How did debt and the rising power of creditors figure in the tumult of Roman history?
In Rome, the wrong kings were overthrown in about 509 BC by an oligarchy, who essentially wanted to reduce the rest of the Roman population to serfdom. The whole Republic was a long set of one revolt after another after another, wanting a debt cancellation and redistribution of land. All of this was called a democracy. A democracy to the oligarchy means all the creditors are equal, and therefore liberty is the liberty to enslave the rest of the population.
Democracy throughout antiquity meant serfdom for most of the population. Aristotle was very clear on this.

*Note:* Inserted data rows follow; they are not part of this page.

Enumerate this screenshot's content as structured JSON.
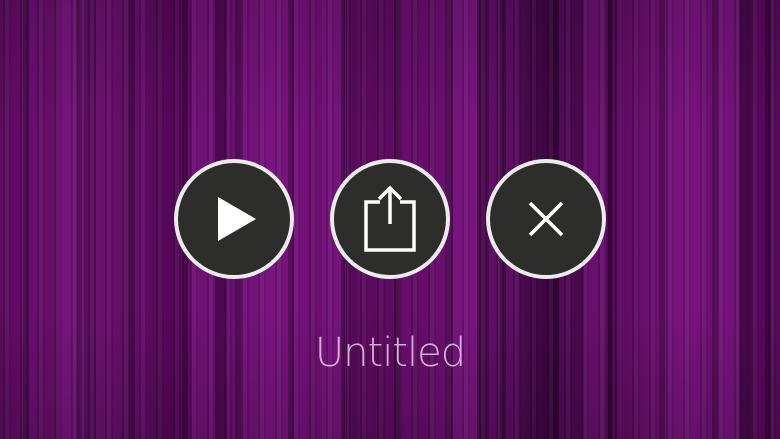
{
  "screen": {
    "title": "Untitled",
    "background_color": "#5a0a5c"
  },
  "controls": {
    "play": {
      "icon": "play-icon"
    },
    "share": {
      "icon": "share-icon"
    },
    "close": {
      "icon": "close-icon"
    }
  },
  "colors": {
    "button_fill": "#2d2e2b",
    "button_border": "#ececec",
    "icon": "#ffffff",
    "title_text": "#ecc8f0"
  }
}
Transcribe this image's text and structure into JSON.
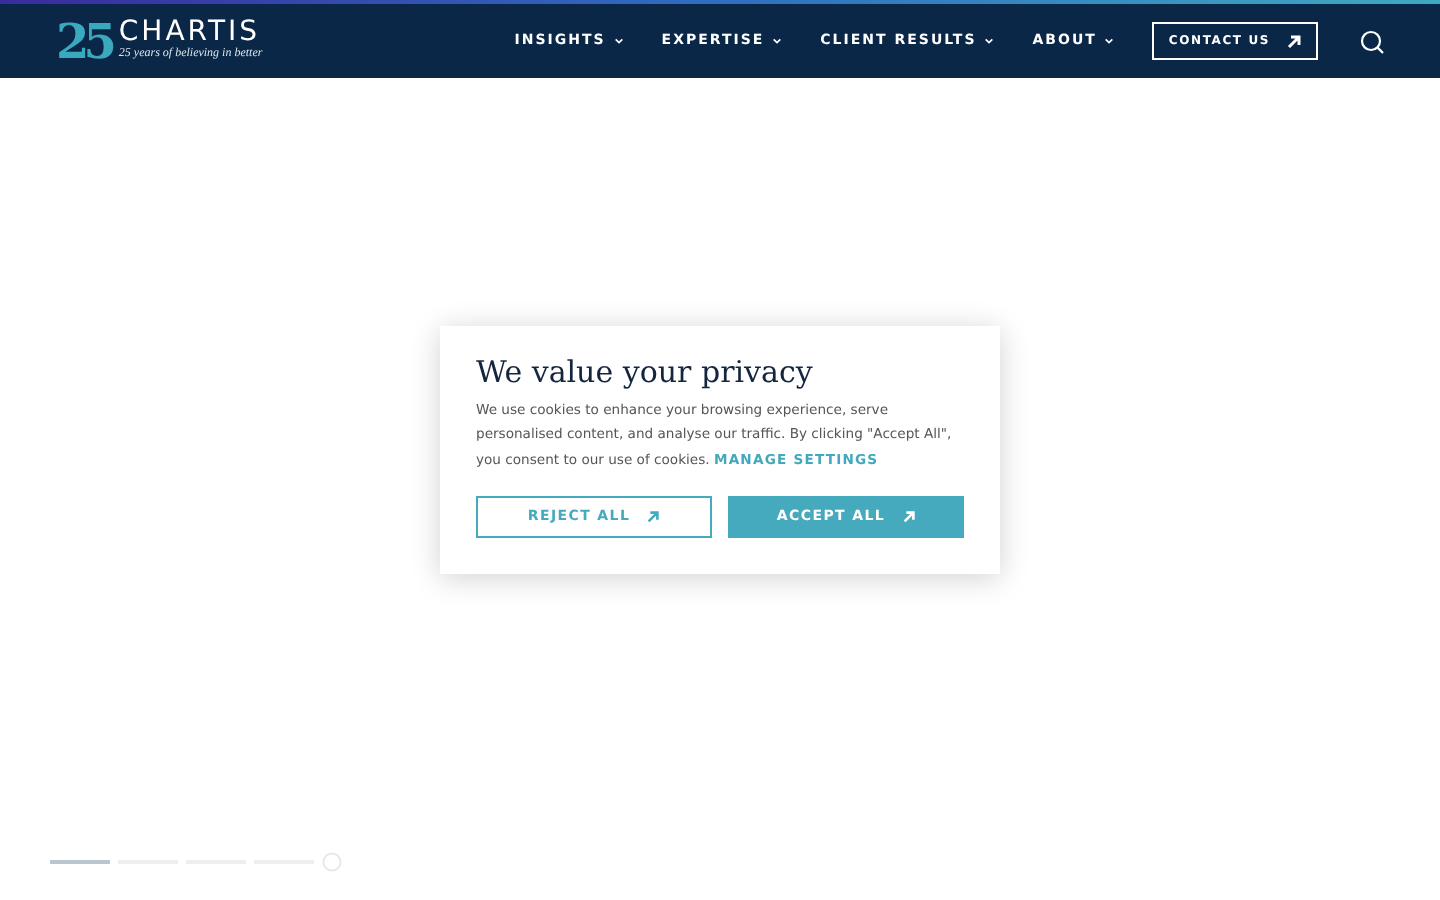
{
  "header": {
    "logo": {
      "mark": "25",
      "brand": "CHARTIS",
      "tagline": "25 years of believing in better"
    },
    "nav": [
      {
        "label": "INSIGHTS",
        "dropdown": true
      },
      {
        "label": "EXPERTISE",
        "dropdown": true
      },
      {
        "label": "CLIENT RESULTS",
        "dropdown": true
      },
      {
        "label": "ABOUT",
        "dropdown": true
      }
    ],
    "contact": {
      "label": "CONTACT US"
    }
  },
  "cookie_dialog": {
    "title": "We value your privacy",
    "text": "We use cookies to enhance your browsing experience, serve personalised content, and analyse our traffic. By clicking \"Accept All\", you consent to our use of cookies.",
    "link": "MANAGE SETTINGS",
    "buttons": [
      {
        "label": "REJECT ALL",
        "kind": "outline"
      },
      {
        "label": "ACCEPT ALL",
        "kind": "solid"
      }
    ]
  },
  "carousel": {
    "slides": [
      {
        "selected": true
      },
      {
        "selected": false
      },
      {
        "selected": false
      },
      {
        "selected": false
      }
    ]
  }
}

He said, “Many cities have constitutions that appear to be democracies, but they’re really oligarchies.” And in fact, every democracy, Aristotle wrote, tends to turn into an oligarchy, as wealthy people get rich, and then the oligarchy makes itself into a hereditary aristocracy, and lords it over the rest of society.
You had this whole background that led to the modern world, which had stopped the tradition of debt cancellation that had liberated populations from debt bondage, and what became serfdom. And it was on the idea that the law is inexorable.

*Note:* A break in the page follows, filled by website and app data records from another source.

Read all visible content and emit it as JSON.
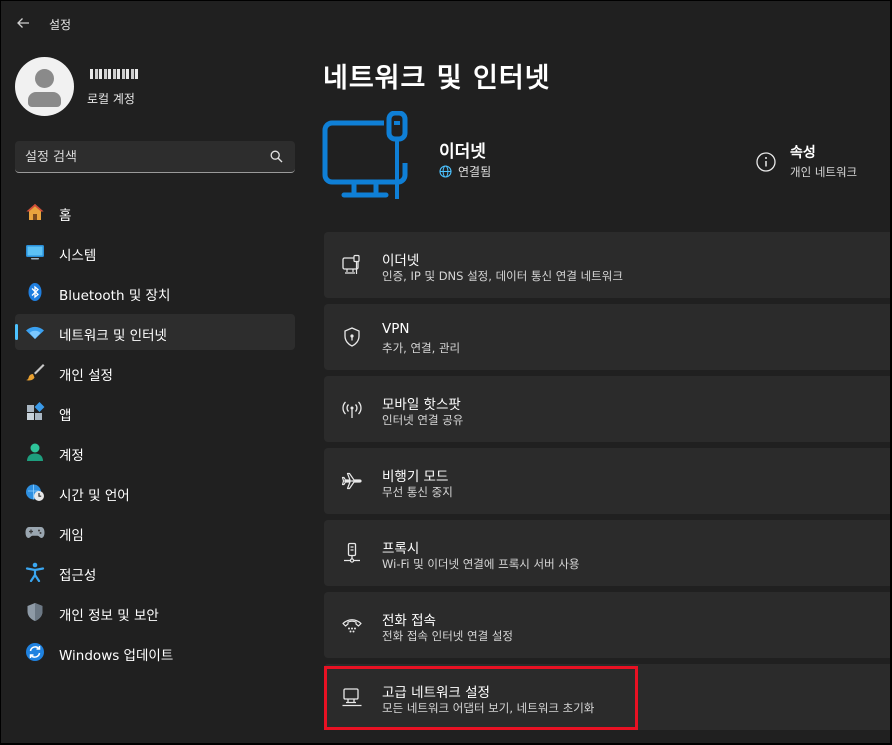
{
  "window": {
    "title": "설정"
  },
  "profile": {
    "account_type": "로컬 계정"
  },
  "search": {
    "placeholder": "설정 검색"
  },
  "sidebar": {
    "items": [
      {
        "label": "홈",
        "icon": "home-icon",
        "active": false
      },
      {
        "label": "시스템",
        "icon": "system-icon",
        "active": false
      },
      {
        "label": "Bluetooth 및 장치",
        "icon": "bluetooth-icon",
        "active": false
      },
      {
        "label": "네트워크 및 인터넷",
        "icon": "wifi-icon",
        "active": true
      },
      {
        "label": "개인 설정",
        "icon": "brush-icon",
        "active": false
      },
      {
        "label": "앱",
        "icon": "apps-icon",
        "active": false
      },
      {
        "label": "계정",
        "icon": "account-icon",
        "active": false
      },
      {
        "label": "시간 및 언어",
        "icon": "time-language-icon",
        "active": false
      },
      {
        "label": "게임",
        "icon": "gamepad-icon",
        "active": false
      },
      {
        "label": "접근성",
        "icon": "accessibility-icon",
        "active": false
      },
      {
        "label": "개인 정보 및 보안",
        "icon": "shield-icon",
        "active": false
      },
      {
        "label": "Windows 업데이트",
        "icon": "update-icon",
        "active": false
      }
    ]
  },
  "main": {
    "title": "네트워크 및 인터넷",
    "hero": {
      "name": "이더넷",
      "status": "연결됨",
      "properties_title": "속성",
      "properties_sub": "개인 네트워크"
    },
    "cards": [
      {
        "title": "이더넷",
        "subtitle": "인증, IP 및 DNS 설정, 데이터 통신 연결 네트워크",
        "icon": "ethernet-icon"
      },
      {
        "title": "VPN",
        "subtitle": "추가, 연결, 관리",
        "icon": "vpn-shield-icon"
      },
      {
        "title": "모바일 핫스팟",
        "subtitle": "인터넷 연결 공유",
        "icon": "hotspot-icon"
      },
      {
        "title": "비행기 모드",
        "subtitle": "무선 통신 중지",
        "icon": "airplane-icon"
      },
      {
        "title": "프록시",
        "subtitle": "Wi-Fi 및 이더넷 연결에 프록시 서버 사용",
        "icon": "proxy-icon"
      },
      {
        "title": "전화 접속",
        "subtitle": "전화 접속 인터넷 연결 설정",
        "icon": "dialup-icon"
      },
      {
        "title": "고급 네트워크 설정",
        "subtitle": "모든 네트워크 어댑터 보기, 네트워크 초기화",
        "icon": "advanced-network-icon"
      }
    ]
  },
  "colors": {
    "accent": "#4cc2ff",
    "highlight": "#e81123",
    "hero_icon": "#0f7fd6"
  }
}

The historians now say, “Well, boy, the Roman Empire wasn’t all that bad — look at how rich it got.” But the richness was all concentrated in the 1 percent of the population and the 99 percent ended up being tied down to the land. If you read the late books of the New Testament, all the way through to the book of Revelation, it’s all about, “We’re living in the end times, it’s terrible, Rome is the beast, there’s no hope here. We can’t reform land. We can’t cancel the debts ever because of the greed of the rich. There’s nothing to do but become martyrs and die and hope that in the next world, things are going to be better, and maybe Jesus is going to come back.” The whole idea was anti-Roman.

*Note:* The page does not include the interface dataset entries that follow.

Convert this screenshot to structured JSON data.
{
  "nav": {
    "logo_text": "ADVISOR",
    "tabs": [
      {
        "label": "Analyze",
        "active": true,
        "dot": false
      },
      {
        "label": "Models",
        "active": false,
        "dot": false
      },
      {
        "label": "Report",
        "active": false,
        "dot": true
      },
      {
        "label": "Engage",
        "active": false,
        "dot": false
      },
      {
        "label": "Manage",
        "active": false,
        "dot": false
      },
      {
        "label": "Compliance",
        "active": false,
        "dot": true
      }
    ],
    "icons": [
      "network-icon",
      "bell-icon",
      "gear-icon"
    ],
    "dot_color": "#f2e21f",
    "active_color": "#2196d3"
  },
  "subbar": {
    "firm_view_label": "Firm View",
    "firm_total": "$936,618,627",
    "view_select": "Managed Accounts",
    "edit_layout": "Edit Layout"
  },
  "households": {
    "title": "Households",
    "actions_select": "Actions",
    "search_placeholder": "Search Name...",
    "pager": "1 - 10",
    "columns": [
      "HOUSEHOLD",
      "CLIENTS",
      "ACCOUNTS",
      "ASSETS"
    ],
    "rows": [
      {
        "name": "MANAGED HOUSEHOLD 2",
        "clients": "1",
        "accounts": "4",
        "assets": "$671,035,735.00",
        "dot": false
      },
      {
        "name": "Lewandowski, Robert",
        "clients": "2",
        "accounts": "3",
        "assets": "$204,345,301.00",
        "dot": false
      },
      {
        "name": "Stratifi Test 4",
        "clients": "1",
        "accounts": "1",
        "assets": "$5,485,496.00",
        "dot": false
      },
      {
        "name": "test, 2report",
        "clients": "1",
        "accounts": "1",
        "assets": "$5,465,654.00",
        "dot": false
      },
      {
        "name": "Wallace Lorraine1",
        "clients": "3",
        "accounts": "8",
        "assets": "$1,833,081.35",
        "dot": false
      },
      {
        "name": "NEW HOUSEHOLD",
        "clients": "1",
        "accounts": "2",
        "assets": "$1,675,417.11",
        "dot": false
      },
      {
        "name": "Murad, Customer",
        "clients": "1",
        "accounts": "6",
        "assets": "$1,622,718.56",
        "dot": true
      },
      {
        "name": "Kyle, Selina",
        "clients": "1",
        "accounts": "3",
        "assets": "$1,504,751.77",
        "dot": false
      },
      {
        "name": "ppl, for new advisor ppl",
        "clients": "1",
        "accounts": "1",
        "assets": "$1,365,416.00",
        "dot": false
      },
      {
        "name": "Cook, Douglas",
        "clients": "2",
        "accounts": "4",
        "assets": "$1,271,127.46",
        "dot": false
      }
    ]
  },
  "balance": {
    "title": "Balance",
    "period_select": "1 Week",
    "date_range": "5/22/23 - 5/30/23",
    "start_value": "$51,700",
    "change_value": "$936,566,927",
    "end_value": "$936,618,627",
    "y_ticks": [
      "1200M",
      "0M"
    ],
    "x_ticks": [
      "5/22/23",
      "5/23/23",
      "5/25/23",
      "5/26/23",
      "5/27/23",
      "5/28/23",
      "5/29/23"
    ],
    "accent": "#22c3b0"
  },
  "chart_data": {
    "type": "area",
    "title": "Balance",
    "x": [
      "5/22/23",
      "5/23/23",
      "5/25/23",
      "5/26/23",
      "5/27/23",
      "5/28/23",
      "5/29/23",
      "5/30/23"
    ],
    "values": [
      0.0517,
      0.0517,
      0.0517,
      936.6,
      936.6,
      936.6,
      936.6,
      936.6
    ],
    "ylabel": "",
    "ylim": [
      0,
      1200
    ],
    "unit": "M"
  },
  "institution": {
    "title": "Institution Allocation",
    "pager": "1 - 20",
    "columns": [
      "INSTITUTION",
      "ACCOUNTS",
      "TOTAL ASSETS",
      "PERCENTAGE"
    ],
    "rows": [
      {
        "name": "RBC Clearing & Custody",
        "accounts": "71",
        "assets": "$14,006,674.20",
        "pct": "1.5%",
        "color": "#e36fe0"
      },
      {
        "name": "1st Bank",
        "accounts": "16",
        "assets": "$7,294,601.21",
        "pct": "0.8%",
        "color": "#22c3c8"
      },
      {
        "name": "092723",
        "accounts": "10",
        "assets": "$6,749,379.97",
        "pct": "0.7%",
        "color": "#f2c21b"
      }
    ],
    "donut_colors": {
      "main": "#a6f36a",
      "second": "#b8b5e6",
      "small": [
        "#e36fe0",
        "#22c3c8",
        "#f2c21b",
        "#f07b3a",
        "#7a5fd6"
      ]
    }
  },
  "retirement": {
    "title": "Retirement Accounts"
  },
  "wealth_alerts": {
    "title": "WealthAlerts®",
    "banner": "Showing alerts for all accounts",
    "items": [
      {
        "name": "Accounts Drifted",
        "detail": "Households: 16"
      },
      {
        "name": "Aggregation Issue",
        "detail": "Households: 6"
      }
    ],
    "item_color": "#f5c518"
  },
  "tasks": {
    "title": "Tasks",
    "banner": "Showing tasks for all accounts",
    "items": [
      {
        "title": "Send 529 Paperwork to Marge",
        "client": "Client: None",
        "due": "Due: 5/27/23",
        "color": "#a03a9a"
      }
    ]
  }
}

Every economy is going to be planned by someone. The question is, is it going to be planned by the creditors, as it has happened today? Or are you going to have a government, a ruler, that is going to say, “My job is to keep society stable, and to prevent it from polarizing so that we can survive and be resilient and go forward?” The creditors don’t care about resilience. Their time frame is rather short.
What are the implications of this for the post-pandemic recovery, given we live in such highly indebted societies?
The tendency of any economy that has an interest-bearing debt is the debt growing faster than the economy as a whole. You have exponential debt doubling every so many years and economies have never been able to keep up with it. The tendency of debt for any family, any corporation, any economy, is to grow faster than the ability to pay, until there’s a crash. And when you can’t pay, either you lose the property, or you become in one way or another, a servant to your creditor, in terms of having to pay labor, having to pay whatever you produce. You have a concentration of property ownership in the hands of the creditors, if you don’t write off the debts, which ancient society did, and which used to be the core of ancient religion.
Every economy that has interest-bearing debt has to restructure at some point, or else all of the economy will end up being owned by just a teeny group of people at the top, like you had in Rome. That’s how the Roman Republic ended up in the Roman Empire. It becomes centralized. The tendency of any financialized economy is to centralize. Not only wealth, but by centralizing wealth, you centralize political power, and decision-making, and ultimately, military force in the hands of the financial class.